LED components can not be dimmed in the conventional sense. They are designed to operate only at a specific voltage and current. Pushing less current through will only make them run less efficiently, and push more through will significantly shorten their life. To give the appearance of dimming in an LED driver circuitry uses Pulse Width Modulation (PWM) to turn the LED on and off very quickly. This happens so quickly that the human eye sees it as dimming up and down and the ratio of on time to off time are changed. The better the LED driver circuitry, the faster the PWM rate. A very fast PWM rate is essential if something lit by an LED source will be photographed or video recorded. A fixture with a slow rate will appear to flicker or strobe on video, and may even appear to be turned off in part of the image when photographed.

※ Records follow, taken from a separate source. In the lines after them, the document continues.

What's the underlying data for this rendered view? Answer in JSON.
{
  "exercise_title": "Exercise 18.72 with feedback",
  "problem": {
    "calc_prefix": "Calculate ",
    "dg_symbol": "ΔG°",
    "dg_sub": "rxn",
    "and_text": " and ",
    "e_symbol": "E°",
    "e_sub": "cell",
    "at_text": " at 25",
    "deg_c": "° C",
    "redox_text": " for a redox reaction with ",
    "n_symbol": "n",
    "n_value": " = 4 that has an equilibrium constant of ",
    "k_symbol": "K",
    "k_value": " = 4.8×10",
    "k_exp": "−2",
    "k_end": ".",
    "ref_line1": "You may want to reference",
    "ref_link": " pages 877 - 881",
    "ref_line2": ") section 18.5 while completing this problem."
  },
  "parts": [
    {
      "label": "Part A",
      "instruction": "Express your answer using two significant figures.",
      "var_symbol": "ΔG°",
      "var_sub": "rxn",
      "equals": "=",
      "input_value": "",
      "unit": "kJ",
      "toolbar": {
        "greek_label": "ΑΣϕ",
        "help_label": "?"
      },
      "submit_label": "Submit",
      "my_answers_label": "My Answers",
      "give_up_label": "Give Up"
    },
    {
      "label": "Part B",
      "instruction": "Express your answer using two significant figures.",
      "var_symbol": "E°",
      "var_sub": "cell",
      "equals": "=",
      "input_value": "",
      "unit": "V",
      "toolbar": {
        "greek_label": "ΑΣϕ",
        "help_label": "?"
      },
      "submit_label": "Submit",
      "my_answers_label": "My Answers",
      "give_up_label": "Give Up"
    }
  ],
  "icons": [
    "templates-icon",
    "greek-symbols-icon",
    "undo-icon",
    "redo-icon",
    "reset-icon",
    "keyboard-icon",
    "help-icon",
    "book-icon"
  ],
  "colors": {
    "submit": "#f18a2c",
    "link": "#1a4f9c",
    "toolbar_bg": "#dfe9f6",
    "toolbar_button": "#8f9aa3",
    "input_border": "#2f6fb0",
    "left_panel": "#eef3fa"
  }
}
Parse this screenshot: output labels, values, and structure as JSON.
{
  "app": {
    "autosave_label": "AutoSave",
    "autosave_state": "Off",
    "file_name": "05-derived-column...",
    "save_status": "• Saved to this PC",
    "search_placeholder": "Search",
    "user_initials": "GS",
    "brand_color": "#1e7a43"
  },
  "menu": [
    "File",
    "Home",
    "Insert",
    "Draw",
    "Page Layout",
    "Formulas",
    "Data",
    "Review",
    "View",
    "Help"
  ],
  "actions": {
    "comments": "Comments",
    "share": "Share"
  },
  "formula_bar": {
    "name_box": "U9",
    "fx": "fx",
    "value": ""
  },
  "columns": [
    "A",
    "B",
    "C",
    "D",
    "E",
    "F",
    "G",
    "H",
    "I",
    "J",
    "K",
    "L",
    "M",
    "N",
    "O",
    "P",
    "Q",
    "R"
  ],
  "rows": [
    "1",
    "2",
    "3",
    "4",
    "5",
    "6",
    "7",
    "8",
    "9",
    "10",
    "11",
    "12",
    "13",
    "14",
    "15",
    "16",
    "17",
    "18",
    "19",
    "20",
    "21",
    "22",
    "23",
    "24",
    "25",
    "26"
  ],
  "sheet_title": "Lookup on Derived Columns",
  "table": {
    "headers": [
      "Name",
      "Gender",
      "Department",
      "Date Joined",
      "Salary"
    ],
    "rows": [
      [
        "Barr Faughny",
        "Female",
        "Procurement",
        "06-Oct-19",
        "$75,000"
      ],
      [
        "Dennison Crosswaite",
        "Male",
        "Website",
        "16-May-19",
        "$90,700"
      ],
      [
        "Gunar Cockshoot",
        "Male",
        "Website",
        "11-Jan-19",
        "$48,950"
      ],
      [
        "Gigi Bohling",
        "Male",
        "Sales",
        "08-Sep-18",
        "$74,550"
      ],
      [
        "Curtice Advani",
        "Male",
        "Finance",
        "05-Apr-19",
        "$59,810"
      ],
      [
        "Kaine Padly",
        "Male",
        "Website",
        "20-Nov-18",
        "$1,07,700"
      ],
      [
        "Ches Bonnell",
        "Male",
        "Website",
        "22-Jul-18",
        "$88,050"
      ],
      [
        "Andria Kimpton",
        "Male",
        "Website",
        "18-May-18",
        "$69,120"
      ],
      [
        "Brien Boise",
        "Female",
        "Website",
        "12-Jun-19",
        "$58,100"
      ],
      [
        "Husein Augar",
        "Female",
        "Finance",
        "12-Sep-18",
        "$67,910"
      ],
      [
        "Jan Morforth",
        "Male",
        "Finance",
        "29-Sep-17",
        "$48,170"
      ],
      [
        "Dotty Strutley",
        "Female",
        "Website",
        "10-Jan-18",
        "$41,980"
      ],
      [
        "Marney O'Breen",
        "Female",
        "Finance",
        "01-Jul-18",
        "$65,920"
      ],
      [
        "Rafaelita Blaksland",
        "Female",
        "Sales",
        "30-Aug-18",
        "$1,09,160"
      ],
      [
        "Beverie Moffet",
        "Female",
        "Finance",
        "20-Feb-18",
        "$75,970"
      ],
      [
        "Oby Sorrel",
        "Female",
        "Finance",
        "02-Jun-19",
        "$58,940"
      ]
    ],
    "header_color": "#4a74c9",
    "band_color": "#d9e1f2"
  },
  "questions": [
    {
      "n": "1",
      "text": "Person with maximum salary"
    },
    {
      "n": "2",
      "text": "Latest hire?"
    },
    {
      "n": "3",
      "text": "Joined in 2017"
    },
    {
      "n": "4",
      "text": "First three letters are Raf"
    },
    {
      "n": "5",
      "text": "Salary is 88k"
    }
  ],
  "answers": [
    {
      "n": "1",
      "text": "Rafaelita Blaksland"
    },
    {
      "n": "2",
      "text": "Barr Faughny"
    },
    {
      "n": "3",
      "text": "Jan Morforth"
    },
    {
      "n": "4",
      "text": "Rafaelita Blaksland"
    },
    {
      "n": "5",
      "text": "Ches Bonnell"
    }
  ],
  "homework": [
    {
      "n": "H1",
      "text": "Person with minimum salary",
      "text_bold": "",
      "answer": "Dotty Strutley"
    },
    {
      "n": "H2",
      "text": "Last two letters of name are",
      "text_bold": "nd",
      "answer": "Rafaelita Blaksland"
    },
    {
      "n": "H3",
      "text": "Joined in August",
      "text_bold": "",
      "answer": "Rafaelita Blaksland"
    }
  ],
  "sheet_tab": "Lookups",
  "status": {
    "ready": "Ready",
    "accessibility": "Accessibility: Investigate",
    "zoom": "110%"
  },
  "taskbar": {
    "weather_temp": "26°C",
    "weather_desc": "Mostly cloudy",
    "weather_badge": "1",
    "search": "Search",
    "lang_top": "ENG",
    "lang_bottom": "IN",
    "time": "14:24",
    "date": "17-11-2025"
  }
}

LED retrofit lamps are available which are dimmable. These sense the changes in incoming voltage and use PWM to "dim" the LED components. Different lamps respond differently to each type of dimmer. Many require a very specific dimmer to work correctly. Spire can advise on the correct dimmer for each type fo lamp. The less expense lamps will cut out at 5% or 10% on any dimmer, and some may never turn fully off.
Dimming greatly affects the lifetime of LEDs. As you drive LEDs at full you are using them at their rated lifetime (most times this is 35,000 to 50,000 hours until the LED fixture is 70% as bright as it was when it was new). Due to PWM, dimming LEDs means they are not on 100% of the time. Not being on 100% also means the heat sink has more time to get rid of the heat generated, exponentially reducing the temperature of the diode. Therefore, by running an LED lamp at 90% you could potentially double the lifespan of the components.
Let's set up a scenario. For example: an office building that uses 100 - 60 watt incandescent lamps, could retrofit their 100 fixtures and replace them with 12.5 watt dimmable LEDs. This would yield an energy usage of 1.25 kW/hrs per hour that the lights were on. Prior to the retrofit, the lighting was using 6 kW/hrs per hour. Let's assume that the lighting was on for 10 hours a day 260 days a year (Monday through Friday). Prior to the retrofit the annual electrical usage was 15,600 kW/hrs. Using the national average electrical cost of 9.83 cents per kW/hr, the office would have cost $1,533.48 to light the office. Now with the LEDs, the annual electrical usage was 3,250 kW/hrs. The annual cost to use the LEDs would equal $319.48. At $20 per lamp, the office's $2,000 investment would pay off in 20 months. Also remember, if you were using the cheapest incandescent 60 watt light bulb that was rated for 300 hours, a maintenance employee would have changed all of the light bulbs in the office 8 times in that year. By the way, your new LEDs would last 19.23 years! Follow this link for a calculator which can calculate the savings for your particular situation.
Now let's add more to the above scenario. If you were to add a daylighting system with dimming and automated blinds to this office, you should expect to see an additional cost savings of 32% annually. Now maybe the office isn't big enough to justify the expense of a system like this, but as the project size scales up, the control system and design fees stay about the same.
Rebates and Incentives
Currently there are rebates for LED lighting and efficient design solutions that are funded through energy providers, state and federal governments. We will work with you and your energy provider to complete all paperwork and to get you the highest rebate possible. Currently there are several electric providers offering anywhere from 25-50% rebate on LED technology. Because rebates expire once a predetermined amount of funding runs out, programs come and go monthly.
How We Can Help
If you made it this far in the article, you may be wondering what to do next. We can help design your project and walk you through everything until you are completely satisfied. We provide in-depth design services and thorough installation services. We know that most people are not lighting designers, but want to end up with an efficient and great looking project that fits their budget and their facility. That is why we strive to work with clients closely to make sure that they get the design and functionality needed for their space. Call us to talk about your project and your ideas.